The fearless pop pioneer still sounds fresh on her first solo album for 16 years
The claim may seem absurd considering she hasn’t made a solo album for 16 years, but it’s truly difficult to imagine how the pop landscape of today would look had Neneh Cherry never made music. Twenty-five years ago, the Swedish-born, British-resident singer and rapper spearheaded the fusion of soul, pop and hip-hop, paving the way for the likes of All Saints, Destiny’s Child and Lauryn Hill. She performed the deathless ‘Buffalo Stance’ on Top Of The Pops while visibly pregnant, talked about motherhood and responsibility in songs that were streetwise, sassy and sexy, then when they gave her a Brit Award, she melted it down to make jewellery.
Fearless iconoclasm was always Cherry’s stock in trade, and it’s the fuel that powers an excellent new record that blends fizzing electronica with an organic, rootsy authenticity. For this, we can thank both RocketNumberNine, the east London duo Cherry worked these songs up with, and producer Kieran ‘Four Tet’ Hebden, who had the inspired good sense to strip the tracks back to leave only their most essential components. Almost every instrumental melodic element is electronically processed, experimental – yet the drums, and Cherry’s richly expressive voice, are cleanly, carefully recorded, then left well alone. It’s a winning strategy.
Following the death of her mother, Cherry turned to music to heal herself. “I’m still here, but I keep you deep inside”, she breathes over a heart-stoppingly sparse, percussion-only backing on the gut-punch of an opener, ‘Across The Water’. It gets darker: “You’re like an old friend, or an enemy, holding me down”, she scowls on the stealthy pulse of ‘Spit Three Times’. “Black dog’s in the corner, looking up at me”. If you can hear echoes of Massive Attack’s ‘One Love’ in places, Cherry is certainly entitled to that; she and her husband, the songwriter and producer Cameron McVey, gave the young Bristol crew a lot of help in their early days and were instrumental in getting them their deal.

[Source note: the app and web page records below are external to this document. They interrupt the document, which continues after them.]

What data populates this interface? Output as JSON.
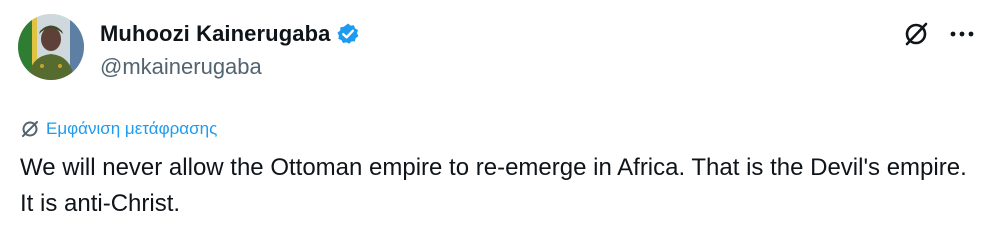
{
  "author": {
    "display_name": "Muhoozi Kainerugaba",
    "handle": "@mkainerugaba",
    "verified": true,
    "avatar_icon": "profile-photo"
  },
  "actions": {
    "grok_icon": "grok-icon",
    "more_icon": "more-horizontal-icon"
  },
  "translation": {
    "label": "Εμφάνιση μετάφρασης",
    "icon": "translate-icon"
  },
  "tweet": {
    "text": "We will never allow the Ottoman empire to re-emerge in Africa. That is the Devil's empire. It is anti-Christ."
  },
  "colors": {
    "link_blue": "#1d9bf0",
    "text_primary": "#0f1419",
    "text_secondary": "#536471",
    "verified_blue": "#1d9bf0"
  }
}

And yet, even in the midst of the darkness, hope is never so distant that Cherry loses sight of it completely. She comes ‘Out Of The Black’ on a mesmerising duet with Robyn, tension buzzing through the song, paranoia rubbing up against persuasion (“These are the facts, and here is the news/We just want you to want it too”). During the closing ‘Everything’, an insistent earworm constructed from treated vocal samples and broken drum-machine hi-hat rattles, Cherry fronts up to the ageing process (“I can’t hear in my right ear/Can’t see shit in my left eye… Doctor been tellin’ me I got the stress”). But this new music sounds fresh, vibrant and effortless. Let’s hope it’s not another 16 years before the next one.